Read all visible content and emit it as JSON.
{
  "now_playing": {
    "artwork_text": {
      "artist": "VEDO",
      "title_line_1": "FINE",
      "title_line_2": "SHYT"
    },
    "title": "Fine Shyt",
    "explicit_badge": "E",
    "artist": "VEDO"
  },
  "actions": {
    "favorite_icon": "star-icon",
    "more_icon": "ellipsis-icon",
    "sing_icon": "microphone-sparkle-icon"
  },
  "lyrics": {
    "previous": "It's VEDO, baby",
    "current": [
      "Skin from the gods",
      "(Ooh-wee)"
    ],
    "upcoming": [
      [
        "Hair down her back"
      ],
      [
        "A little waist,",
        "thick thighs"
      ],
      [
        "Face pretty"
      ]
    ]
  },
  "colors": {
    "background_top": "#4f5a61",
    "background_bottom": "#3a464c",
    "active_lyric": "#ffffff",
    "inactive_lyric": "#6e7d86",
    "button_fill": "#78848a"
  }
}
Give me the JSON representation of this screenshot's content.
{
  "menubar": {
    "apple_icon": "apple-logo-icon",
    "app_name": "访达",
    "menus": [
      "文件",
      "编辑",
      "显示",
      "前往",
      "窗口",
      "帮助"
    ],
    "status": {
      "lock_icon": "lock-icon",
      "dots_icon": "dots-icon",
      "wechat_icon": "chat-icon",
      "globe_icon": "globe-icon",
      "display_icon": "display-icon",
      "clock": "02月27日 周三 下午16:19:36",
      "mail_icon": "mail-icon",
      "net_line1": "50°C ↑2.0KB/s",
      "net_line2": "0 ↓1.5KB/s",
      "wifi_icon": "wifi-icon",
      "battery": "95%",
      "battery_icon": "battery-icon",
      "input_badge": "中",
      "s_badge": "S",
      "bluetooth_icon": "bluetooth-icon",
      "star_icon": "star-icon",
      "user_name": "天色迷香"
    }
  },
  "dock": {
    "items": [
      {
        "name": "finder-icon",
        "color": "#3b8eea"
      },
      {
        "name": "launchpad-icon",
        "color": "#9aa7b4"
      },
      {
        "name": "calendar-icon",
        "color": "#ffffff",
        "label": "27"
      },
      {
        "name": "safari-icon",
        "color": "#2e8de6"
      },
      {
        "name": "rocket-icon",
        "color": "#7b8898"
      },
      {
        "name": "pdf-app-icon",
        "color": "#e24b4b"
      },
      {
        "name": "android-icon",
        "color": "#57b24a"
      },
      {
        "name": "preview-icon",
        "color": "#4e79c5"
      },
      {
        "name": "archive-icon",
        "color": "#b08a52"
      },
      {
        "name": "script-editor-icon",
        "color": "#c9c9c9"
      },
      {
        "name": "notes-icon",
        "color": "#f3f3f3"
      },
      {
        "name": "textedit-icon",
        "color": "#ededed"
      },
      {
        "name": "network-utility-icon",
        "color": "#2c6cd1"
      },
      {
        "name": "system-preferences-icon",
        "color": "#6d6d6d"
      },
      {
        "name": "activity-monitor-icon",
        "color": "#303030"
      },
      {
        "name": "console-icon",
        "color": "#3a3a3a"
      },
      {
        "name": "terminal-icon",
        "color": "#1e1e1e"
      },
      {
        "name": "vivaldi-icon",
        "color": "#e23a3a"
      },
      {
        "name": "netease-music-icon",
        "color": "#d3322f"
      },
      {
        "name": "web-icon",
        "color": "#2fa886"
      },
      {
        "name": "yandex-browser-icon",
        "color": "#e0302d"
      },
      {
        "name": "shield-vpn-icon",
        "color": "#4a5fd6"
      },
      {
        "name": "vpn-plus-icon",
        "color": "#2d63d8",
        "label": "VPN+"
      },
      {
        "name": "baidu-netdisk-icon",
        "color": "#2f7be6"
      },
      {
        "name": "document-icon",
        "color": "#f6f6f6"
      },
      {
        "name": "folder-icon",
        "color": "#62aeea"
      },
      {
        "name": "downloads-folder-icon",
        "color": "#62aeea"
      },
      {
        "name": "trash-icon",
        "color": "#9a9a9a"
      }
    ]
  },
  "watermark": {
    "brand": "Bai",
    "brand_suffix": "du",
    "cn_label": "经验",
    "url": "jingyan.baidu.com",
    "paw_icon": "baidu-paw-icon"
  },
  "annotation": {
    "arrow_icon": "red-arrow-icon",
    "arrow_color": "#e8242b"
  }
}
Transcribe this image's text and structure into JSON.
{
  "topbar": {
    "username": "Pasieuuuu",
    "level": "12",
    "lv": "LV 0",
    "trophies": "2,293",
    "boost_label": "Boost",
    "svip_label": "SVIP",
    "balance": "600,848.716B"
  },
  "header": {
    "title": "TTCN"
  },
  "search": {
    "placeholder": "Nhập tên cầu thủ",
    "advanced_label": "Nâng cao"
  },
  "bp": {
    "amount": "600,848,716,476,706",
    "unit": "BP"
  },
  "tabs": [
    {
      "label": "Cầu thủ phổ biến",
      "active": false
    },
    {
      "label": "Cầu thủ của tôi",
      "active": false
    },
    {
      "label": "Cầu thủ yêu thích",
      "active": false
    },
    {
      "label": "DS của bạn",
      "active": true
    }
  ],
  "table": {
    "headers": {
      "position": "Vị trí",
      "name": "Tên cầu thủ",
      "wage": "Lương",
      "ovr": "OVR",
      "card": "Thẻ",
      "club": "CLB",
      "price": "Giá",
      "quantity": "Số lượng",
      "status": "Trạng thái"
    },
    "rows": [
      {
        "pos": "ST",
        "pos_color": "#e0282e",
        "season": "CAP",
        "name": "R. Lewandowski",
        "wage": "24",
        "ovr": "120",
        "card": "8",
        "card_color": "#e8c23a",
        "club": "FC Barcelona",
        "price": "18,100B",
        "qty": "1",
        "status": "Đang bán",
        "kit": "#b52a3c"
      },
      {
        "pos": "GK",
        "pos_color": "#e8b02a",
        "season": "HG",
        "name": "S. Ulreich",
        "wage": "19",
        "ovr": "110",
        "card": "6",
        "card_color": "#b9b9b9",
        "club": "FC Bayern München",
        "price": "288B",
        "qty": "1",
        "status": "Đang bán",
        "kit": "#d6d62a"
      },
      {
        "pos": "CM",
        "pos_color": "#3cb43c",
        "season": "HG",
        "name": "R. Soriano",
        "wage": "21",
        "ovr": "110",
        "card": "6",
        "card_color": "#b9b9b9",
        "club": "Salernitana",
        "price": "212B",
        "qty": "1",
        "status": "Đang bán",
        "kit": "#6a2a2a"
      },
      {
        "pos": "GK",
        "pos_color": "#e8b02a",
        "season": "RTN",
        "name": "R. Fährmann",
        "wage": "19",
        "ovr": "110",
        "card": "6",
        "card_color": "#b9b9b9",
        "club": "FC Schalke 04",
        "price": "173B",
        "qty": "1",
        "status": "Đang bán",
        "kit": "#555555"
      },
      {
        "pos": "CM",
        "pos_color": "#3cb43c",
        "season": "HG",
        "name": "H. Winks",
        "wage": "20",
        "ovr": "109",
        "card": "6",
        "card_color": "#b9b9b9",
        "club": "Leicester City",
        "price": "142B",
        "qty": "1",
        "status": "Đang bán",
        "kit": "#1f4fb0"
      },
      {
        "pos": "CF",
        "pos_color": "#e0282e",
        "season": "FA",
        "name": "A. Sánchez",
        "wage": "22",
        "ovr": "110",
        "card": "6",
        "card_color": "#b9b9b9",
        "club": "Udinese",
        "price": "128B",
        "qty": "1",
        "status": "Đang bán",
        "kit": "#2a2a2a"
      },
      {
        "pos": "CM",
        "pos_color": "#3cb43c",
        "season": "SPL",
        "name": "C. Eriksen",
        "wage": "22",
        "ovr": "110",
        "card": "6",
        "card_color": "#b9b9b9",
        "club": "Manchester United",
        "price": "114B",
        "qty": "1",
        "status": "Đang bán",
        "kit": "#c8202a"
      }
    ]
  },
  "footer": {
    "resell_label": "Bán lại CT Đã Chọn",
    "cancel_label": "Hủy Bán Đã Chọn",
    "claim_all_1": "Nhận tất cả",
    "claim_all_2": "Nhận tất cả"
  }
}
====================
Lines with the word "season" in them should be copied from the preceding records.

■ **SOLUTION TO THIS PROBLEM**:
        "season": "CAP",
        "season": "HG",
        "season": "HG",
        "season": "RTN",
        "season": "HG",
        "season": "FA",
        "season": "SPL",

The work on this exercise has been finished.